CALUM MARTIN rises to his feet, clears his throat and begins the first line of Psalm 45, verse 13, in his native Gaelic tongue. The haunting line rings out, lifting and drifting until it is picked up by the rest of the Free Church psalm-singers from the Isle of Lewis, who respond in the way their forebears did for more than 200 years.
. It is the first time the black congregation of the Sipsey River Primitive Baptist Association, from Eutaw, Alabama, have heard lining-out in Gaelic. Line-singing is an ancient form of worship where a precentor, or leader, sings the first line of a psalm and the congregation responds, finishing off the verse. African-Americans believe the style of worship, which predates the Negro spiritual, came from Africa, brought by slaves and preserved down the generations as an exclusive art form. But here is another, unfamiliar voice, lining-out in a foreign tongue. The congregation from Alabama are awestruck by the similarities between their lining-out and the Scots precenting the line. The congregations from Lewis and Alabama have been brought together with the Indian Bottom Old Regular Baptists, a white church from Kentucky, for a symposium on line-singing at Yale University by music professor Willie Ruff. Ruff, a Baptist from Alabama, grew up in a church where lining-out was the main form of worship each Sunday. Raised in the days of the Depression and racial segregation, he, too, had believed that lining-out belonged to his people. But a chance visit to a Presbyterian church in Alabama in 2003 led him to make a discovery. "I went there because I'd heard they made a fantastic lunch on a Sunday, but to my amazement I found them lining-out, just like we Baptists did," he says. "They got quite defensive when I said it was a Baptist thing. 'No, it's ours,' was their reply. I then began to wonder if any white Presbyterians lined-out too, and found that, not only do they do it here in the States, they also do it in the Hebrides."

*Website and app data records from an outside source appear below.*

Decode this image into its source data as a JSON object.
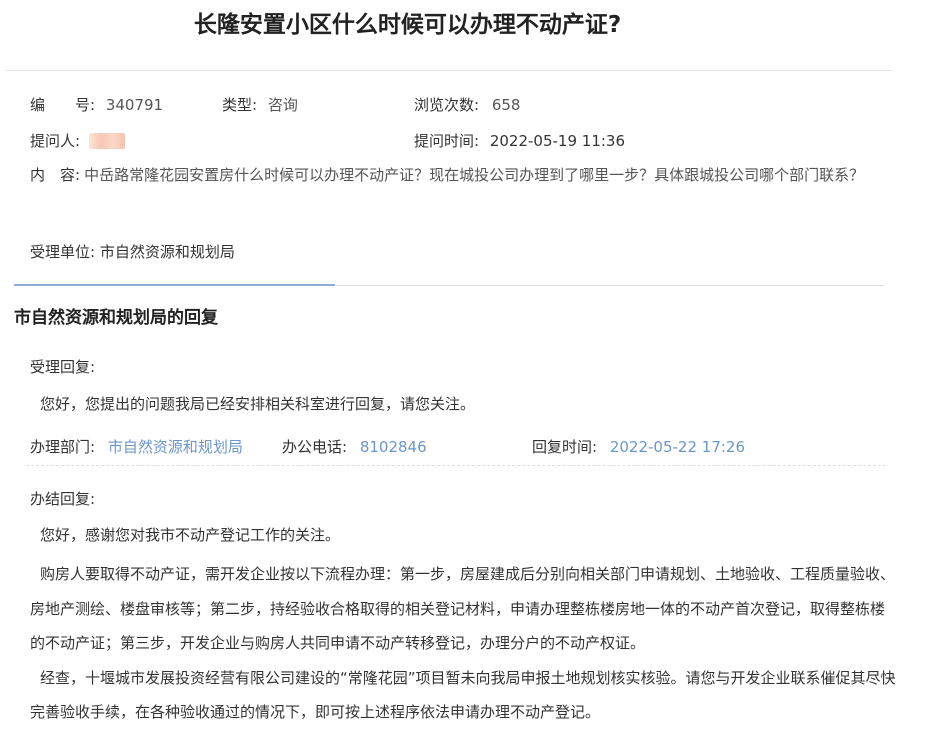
{
  "title": "长隆安置小区什么时候可以办理不动产证?",
  "info": {
    "number_label": "编　　号:",
    "number_value": "340791",
    "type_label": "类型:",
    "type_value": "咨询",
    "views_label": "浏览次数:",
    "views_value": "658",
    "asker_label": "提问人:",
    "ask_time_label": "提问时间:",
    "ask_time_value": "2022-05-19 11:36",
    "content_label": "内　容:",
    "content_value": "中岳路常隆花园安置房什么时候可以办理不动产证？现在城投公司办理到了哪里一步？具体跟城投公司哪个部门联系？",
    "handler_label": "受理单位:",
    "handler_value": "市自然资源和规划局"
  },
  "reply": {
    "section_title": "市自然资源和规划局的回复",
    "accept_label": "受理回复:",
    "accept_text": "您好，您提出的问题我局已经安排相关科室进行回复，请您关注。",
    "dept_label": "办理部门:",
    "dept_value": "市自然资源和规划局",
    "phone_label": "办公电话:",
    "phone_value": "8102846",
    "reply_time_label": "回复时间:",
    "reply_time_value": "2022-05-22 17:26",
    "final_label": "办结回复:",
    "final_greeting": "您好，感谢您对我市不动产登记工作的关注。",
    "final_paragraphs": [
      "购房人要取得不动产证，需开发企业按以下流程办理：第一步，房屋建成后分别向相关部门申请规划、土地验收、工程质量验收、房地产测绘、楼盘审核等；第二步，持经验收合格取得的相关登记材料，申请办理整栋楼房地一体的不动产首次登记，取得整栋楼的不动产证；第三步，开发企业与购房人共同申请不动产转移登记，办理分户的不动产权证。",
      "经查，十堰城市发展投资经营有限公司建设的“常隆花园”项目暂未向我局申报土地规划核实核验。请您与开发企业联系催促其尽快完善验收手续，在各种验收通过的情况下，即可按上述程序依法申请办理不动产登记。"
    ]
  }
}
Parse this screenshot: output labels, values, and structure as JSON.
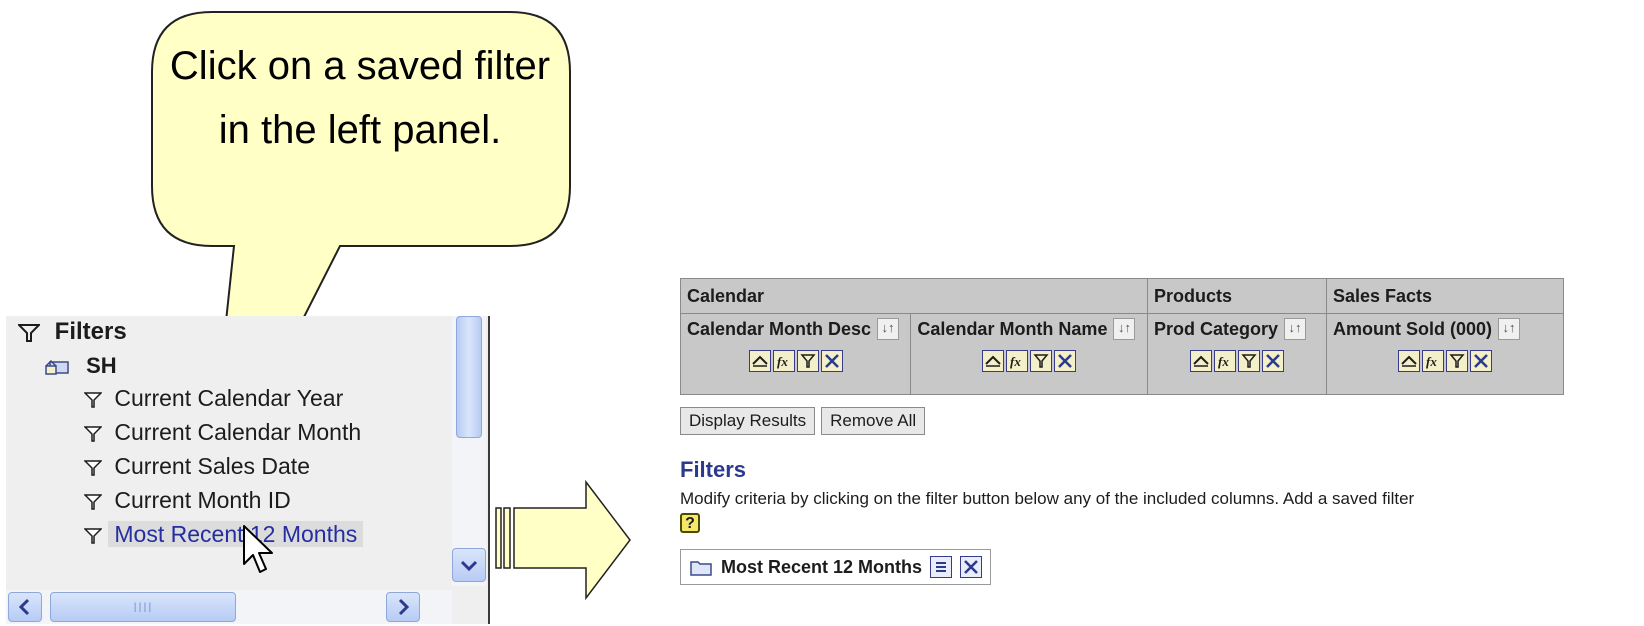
{
  "callout": {
    "text": "Click on a saved filter in the left panel."
  },
  "left_panel": {
    "root_label": "Filters",
    "subject_area": "SH",
    "items": [
      {
        "label": "Current Calendar Year",
        "selected": false
      },
      {
        "label": "Current Calendar Month",
        "selected": false
      },
      {
        "label": "Current Sales Date",
        "selected": false
      },
      {
        "label": "Current Month ID",
        "selected": false
      },
      {
        "label": "Most Recent 12 Months",
        "selected": true
      }
    ],
    "hscroll_grip": "IIII"
  },
  "criteria": {
    "groups": [
      "Calendar",
      "Products",
      "Sales Facts"
    ],
    "columns": [
      {
        "name": "Calendar Month Desc"
      },
      {
        "name": "Calendar Month Name"
      },
      {
        "name": "Prod Category"
      },
      {
        "name": "Amount Sold (000)"
      }
    ],
    "sort_glyph": "↓↑",
    "buttons": {
      "display_results": "Display Results",
      "remove_all": "Remove All"
    }
  },
  "filters": {
    "title": "Filters",
    "description": "Modify criteria by clicking on the filter button below any of the included columns. Add a saved filter",
    "help_glyph": "?",
    "saved_filter": "Most Recent 12 Months"
  },
  "colors": {
    "callout_fill": "#ffffc6",
    "selection_text": "#242ea0",
    "section_title": "#2b3a8c",
    "header_bg": "#c8c8c8"
  }
}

ROOTS / ROUTES Gaelic Psalm Singing Root of Black Gospel Music - Presenting the Line / Line Singing / Call & Response / Congregational Singing by Whites, Blacks, & Scottish Highlanders Connection.
Crackers, Jim Crow and Jimmy Crack Corn are all Irish American Vernacular English.

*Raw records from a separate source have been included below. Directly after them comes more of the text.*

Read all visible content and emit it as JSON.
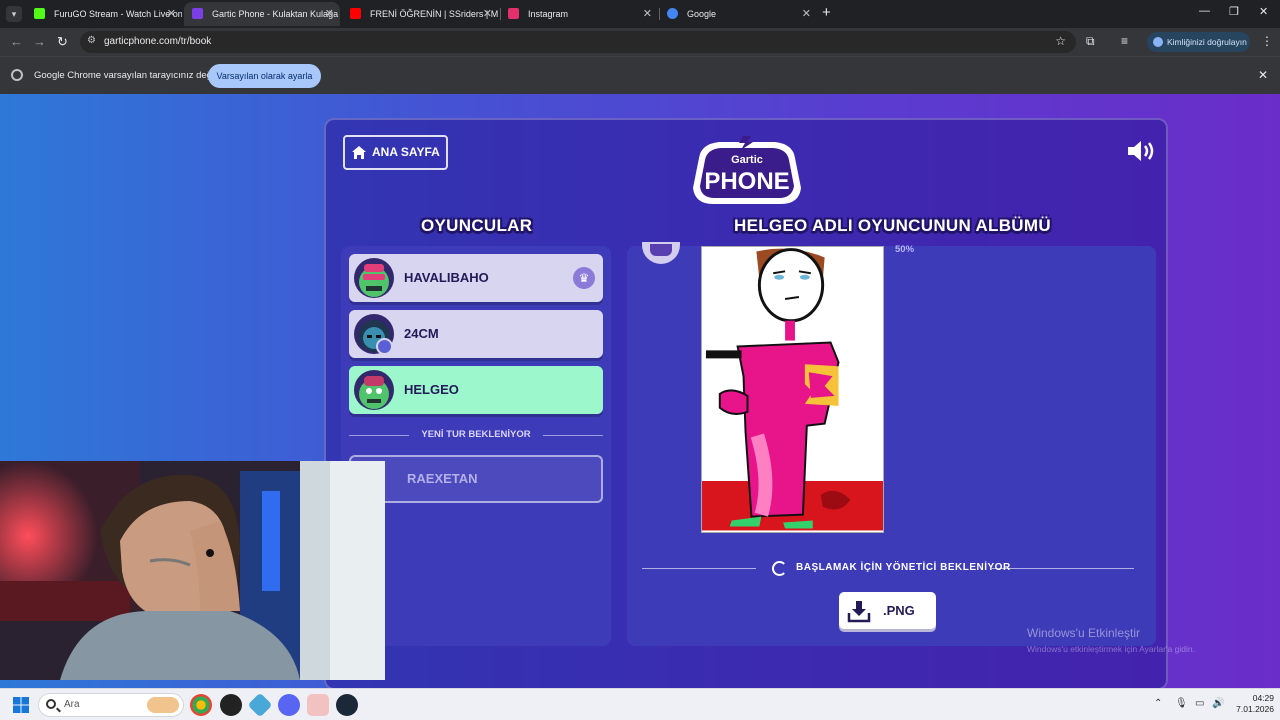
{
  "browser": {
    "tabs": [
      {
        "title": "FuruGO Stream - Watch Live on",
        "favicon_color": "#53fc18",
        "active": false
      },
      {
        "title": "Gartic Phone - Kulaktan Kulağa",
        "favicon_color": "#7b3fe4",
        "active": true
      },
      {
        "title": "FRENİ ÖĞRENİN | SSriders | Me",
        "favicon_color": "#ff0000",
        "active": false
      },
      {
        "title": "Instagram",
        "favicon_color": "#e1306c",
        "active": false
      },
      {
        "title": "Google",
        "favicon_color": "#4285f4",
        "active": false
      }
    ],
    "url": "garticphone.com/tr/book",
    "verify_label": "Kimliğinizi doğrulayın",
    "infobar": {
      "message": "Google Chrome varsayılan tarayıcınız değil",
      "button": "Varsayılan olarak ayarla"
    }
  },
  "game": {
    "home_button": "ANA SAYFA",
    "logo": {
      "top": "Gartic",
      "bottom": "PHONE"
    },
    "players_heading": "OYUNCULAR",
    "album_heading": "HELGEO ADLI OYUNCUNUN ALBÜMÜ",
    "players": [
      {
        "name": "HAVALIBAHO",
        "host": true,
        "me": false
      },
      {
        "name": "24CM",
        "host": false,
        "me": false
      },
      {
        "name": "HELGEO",
        "host": false,
        "me": true
      }
    ],
    "waiting_label": "YENİ TUR BEKLENİYOR",
    "waiting_player": "RAEXETAN",
    "progress_label": "50%",
    "start_status": "BAŞLAMAK İÇİN YÖNETİCİ BEKLENİYOR",
    "download_button": ".PNG"
  },
  "windows": {
    "activation_title": "Windows'u Etkinleştir",
    "activation_sub": "Windows'u etkinleştirmek için Ayarlar'a gidin.",
    "search_label": "Ara",
    "time": "04:29",
    "date": "7.01.2026"
  }
}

Jim Crow" became part of the language, becoming the name for racist laws and attitudes used to oppress blacks in the Southern United States in the 19th and 20th Centuries.
Do you know florida's state song?
DO YOU KNOW YOUR STATE SONG?
Linguist Geoff Nunberg on the terms "highbrow," "middlebrow," and "Lowbrow."